= Problem to solve =
Your answer should hold the data exactly as given, minus any picture.

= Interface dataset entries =
..............................

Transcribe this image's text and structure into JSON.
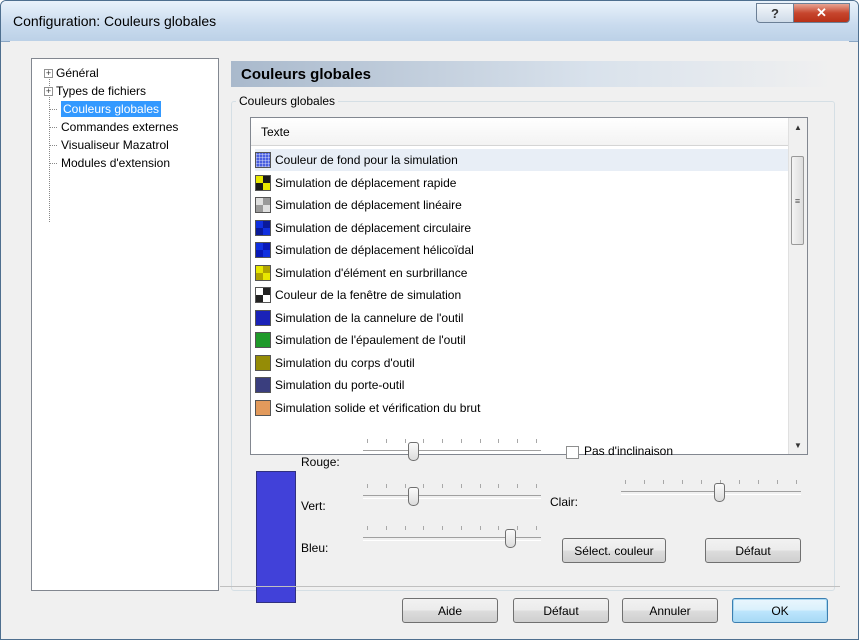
{
  "window": {
    "title": "Configuration: Couleurs globales",
    "help_glyph": "?",
    "close_glyph": "✕"
  },
  "tree": {
    "items": [
      {
        "label": "Général",
        "expandable": true
      },
      {
        "label": "Types de fichiers",
        "expandable": true
      },
      {
        "label": "Couleurs globales",
        "selected": true
      },
      {
        "label": "Commandes externes"
      },
      {
        "label": "Visualiseur Mazatrol"
      },
      {
        "label": "Modules d'extension"
      }
    ]
  },
  "panel": {
    "header": "Couleurs globales",
    "group_label": "Couleurs globales"
  },
  "list": {
    "column_header": "Texte",
    "rows": [
      {
        "label": "Couleur de fond pour la simulation",
        "swatch": "#4a5fe0",
        "pattern": "grid"
      },
      {
        "label": "Simulation de déplacement rapide",
        "swatch": "#e8e800",
        "pattern": "check-dark"
      },
      {
        "label": "Simulation de déplacement linéaire",
        "swatch": "#e0e0e0",
        "pattern": "check-grey"
      },
      {
        "label": "Simulation de déplacement circulaire",
        "swatch": "#1030e0",
        "pattern": "check-blue"
      },
      {
        "label": "Simulation de déplacement hélicoïdal",
        "swatch": "#1030e0",
        "pattern": "check-blue2"
      },
      {
        "label": "Simulation d'élément en surbrillance",
        "swatch": "#e8e800",
        "pattern": "check-yellow"
      },
      {
        "label": "Couleur de la fenêtre de simulation",
        "swatch": "#ffffff",
        "pattern": "check-bw"
      },
      {
        "label": "Simulation de la cannelure de l'outil",
        "swatch": "#1a22b8",
        "pattern": "solid"
      },
      {
        "label": "Simulation de l'épaulement de l'outil",
        "swatch": "#1f9a2a",
        "pattern": "solid"
      },
      {
        "label": "Simulation du corps d'outil",
        "swatch": "#958c06",
        "pattern": "solid"
      },
      {
        "label": "Simulation du porte-outil",
        "swatch": "#3a3e7e",
        "pattern": "solid"
      },
      {
        "label": "Simulation solide et vérification du brut",
        "swatch": "#e29a5c",
        "pattern": "solid"
      }
    ]
  },
  "color_editor": {
    "preview_color": "#4141d9",
    "red_label": "Rouge:",
    "green_label": "Vert:",
    "blue_label": "Bleu:",
    "bright_label": "Clair:",
    "red_level": 0.27,
    "green_level": 0.27,
    "blue_level": 0.85,
    "bright_level": 0.55,
    "no_tilt_label": "Pas d'inclinaison",
    "no_tilt_checked": false,
    "select_color_label": "Sélect. couleur",
    "default_label": "Défaut"
  },
  "footer": {
    "help_label": "Aide",
    "default_label": "Défaut",
    "cancel_label": "Annuler",
    "ok_label": "OK"
  }
}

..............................

= Your solution =
Transcribe this image's text and structure into JSON.
{
  "window": {
    "title": "Configuration: Couleurs globales",
    "help_glyph": "?",
    "close_glyph": "✕"
  },
  "tree": {
    "items": [
      {
        "label": "Général",
        "expandable": true
      },
      {
        "label": "Types de fichiers",
        "expandable": true
      },
      {
        "label": "Couleurs globales",
        "selected": true
      },
      {
        "label": "Commandes externes"
      },
      {
        "label": "Visualiseur Mazatrol"
      },
      {
        "label": "Modules d'extension"
      }
    ]
  },
  "panel": {
    "header": "Couleurs globales",
    "group_label": "Couleurs globales"
  },
  "list": {
    "column_header": "Texte",
    "rows": [
      {
        "label": "Couleur de fond pour la simulation",
        "swatch": "#4a5fe0",
        "pattern": "grid"
      },
      {
        "label": "Simulation de déplacement rapide",
        "swatch": "#e8e800",
        "pattern": "check-dark"
      },
      {
        "label": "Simulation de déplacement linéaire",
        "swatch": "#e0e0e0",
        "pattern": "check-grey"
      },
      {
        "label": "Simulation de déplacement circulaire",
        "swatch": "#1030e0",
        "pattern": "check-blue"
      },
      {
        "label": "Simulation de déplacement hélicoïdal",
        "swatch": "#1030e0",
        "pattern": "check-blue2"
      },
      {
        "label": "Simulation d'élément en surbrillance",
        "swatch": "#e8e800",
        "pattern": "check-yellow"
      },
      {
        "label": "Couleur de la fenêtre de simulation",
        "swatch": "#ffffff",
        "pattern": "check-bw"
      },
      {
        "label": "Simulation de la cannelure de l'outil",
        "swatch": "#1a22b8",
        "pattern": "solid"
      },
      {
        "label": "Simulation de l'épaulement de l'outil",
        "swatch": "#1f9a2a",
        "pattern": "solid"
      },
      {
        "label": "Simulation du corps d'outil",
        "swatch": "#958c06",
        "pattern": "solid"
      },
      {
        "label": "Simulation du porte-outil",
        "swatch": "#3a3e7e",
        "pattern": "solid"
      },
      {
        "label": "Simulation solide et vérification du brut",
        "swatch": "#e29a5c",
        "pattern": "solid"
      }
    ]
  },
  "color_editor": {
    "preview_color": "#4141d9",
    "red_label": "Rouge:",
    "green_label": "Vert:",
    "blue_label": "Bleu:",
    "bright_label": "Clair:",
    "red_level": 0.27,
    "green_level": 0.27,
    "blue_level": 0.85,
    "bright_level": 0.55,
    "no_tilt_label": "Pas d'inclinaison",
    "no_tilt_checked": false,
    "select_color_label": "Sélect. couleur",
    "default_label": "Défaut"
  },
  "footer": {
    "help_label": "Aide",
    "default_label": "Défaut",
    "cancel_label": "Annuler",
    "ok_label": "OK"
  }
}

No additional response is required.